= EXERCISE GOAL =
Find the word "Schulbücher" in the material below and gather every line that contains it.

━━━━━━

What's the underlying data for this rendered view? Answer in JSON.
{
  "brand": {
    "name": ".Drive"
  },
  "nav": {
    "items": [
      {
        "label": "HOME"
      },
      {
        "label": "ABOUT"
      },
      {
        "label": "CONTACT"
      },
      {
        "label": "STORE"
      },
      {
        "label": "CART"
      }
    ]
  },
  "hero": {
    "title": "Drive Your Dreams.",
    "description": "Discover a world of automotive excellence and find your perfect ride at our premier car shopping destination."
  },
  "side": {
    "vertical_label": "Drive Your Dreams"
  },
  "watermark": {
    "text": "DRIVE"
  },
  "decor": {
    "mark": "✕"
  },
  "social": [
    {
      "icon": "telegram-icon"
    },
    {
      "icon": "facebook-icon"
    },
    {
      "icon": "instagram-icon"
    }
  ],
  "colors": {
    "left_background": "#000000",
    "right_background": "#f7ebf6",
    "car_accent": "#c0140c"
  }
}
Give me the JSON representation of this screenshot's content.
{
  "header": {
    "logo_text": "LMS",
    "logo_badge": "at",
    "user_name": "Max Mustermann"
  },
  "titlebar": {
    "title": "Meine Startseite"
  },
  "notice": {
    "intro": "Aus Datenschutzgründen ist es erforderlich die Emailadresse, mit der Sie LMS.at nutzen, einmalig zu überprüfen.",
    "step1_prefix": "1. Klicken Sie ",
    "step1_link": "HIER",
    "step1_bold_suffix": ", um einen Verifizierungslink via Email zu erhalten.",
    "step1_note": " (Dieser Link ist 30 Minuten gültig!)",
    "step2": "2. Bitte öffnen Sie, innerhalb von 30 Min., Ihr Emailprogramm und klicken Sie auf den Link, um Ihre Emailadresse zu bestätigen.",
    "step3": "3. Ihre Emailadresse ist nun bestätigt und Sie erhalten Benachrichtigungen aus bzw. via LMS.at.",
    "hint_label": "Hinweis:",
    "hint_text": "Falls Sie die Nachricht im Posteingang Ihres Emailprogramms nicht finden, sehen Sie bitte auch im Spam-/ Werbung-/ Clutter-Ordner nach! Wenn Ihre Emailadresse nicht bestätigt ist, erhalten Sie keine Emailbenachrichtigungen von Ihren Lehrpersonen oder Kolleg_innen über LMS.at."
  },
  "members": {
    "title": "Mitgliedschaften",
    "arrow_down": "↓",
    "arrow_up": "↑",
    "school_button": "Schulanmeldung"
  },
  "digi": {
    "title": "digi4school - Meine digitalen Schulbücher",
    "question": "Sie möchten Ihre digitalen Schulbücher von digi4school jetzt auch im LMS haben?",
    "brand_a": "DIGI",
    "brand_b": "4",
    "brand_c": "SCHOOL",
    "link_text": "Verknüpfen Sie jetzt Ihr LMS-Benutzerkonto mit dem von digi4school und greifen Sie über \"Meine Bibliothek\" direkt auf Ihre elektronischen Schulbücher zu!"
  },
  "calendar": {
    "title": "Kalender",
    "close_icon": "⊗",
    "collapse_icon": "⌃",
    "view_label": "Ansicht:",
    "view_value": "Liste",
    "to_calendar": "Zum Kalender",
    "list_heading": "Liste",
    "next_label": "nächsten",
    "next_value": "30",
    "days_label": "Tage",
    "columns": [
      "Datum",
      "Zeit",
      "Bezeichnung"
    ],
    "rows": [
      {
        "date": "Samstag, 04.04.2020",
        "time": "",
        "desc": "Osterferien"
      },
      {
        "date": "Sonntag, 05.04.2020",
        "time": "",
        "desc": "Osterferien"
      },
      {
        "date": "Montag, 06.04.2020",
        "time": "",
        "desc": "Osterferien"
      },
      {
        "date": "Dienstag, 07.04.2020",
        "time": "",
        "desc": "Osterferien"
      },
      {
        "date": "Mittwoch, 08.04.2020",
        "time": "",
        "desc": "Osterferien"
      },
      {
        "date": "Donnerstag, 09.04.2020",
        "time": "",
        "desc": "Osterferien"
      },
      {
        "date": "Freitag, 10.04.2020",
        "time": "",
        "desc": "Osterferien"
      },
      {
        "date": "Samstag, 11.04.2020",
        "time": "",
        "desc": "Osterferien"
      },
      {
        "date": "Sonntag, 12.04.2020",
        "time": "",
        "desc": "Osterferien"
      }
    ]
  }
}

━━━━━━

= SOLUTION TO THIS EXERCISE =
    "title": "digi4school - Meine digitalen Schulbücher",
    "question": "Sie möchten Ihre digitalen Schulbücher von digi4school jetzt auch im LMS haben?",
    "link_text": "Verknüpfen Sie jetzt Ihr LMS-Benutzerkonto mit dem von digi4school und greifen Sie über \"Meine Bibliothek\" direkt auf Ihre elektronischen Schulbücher zu!"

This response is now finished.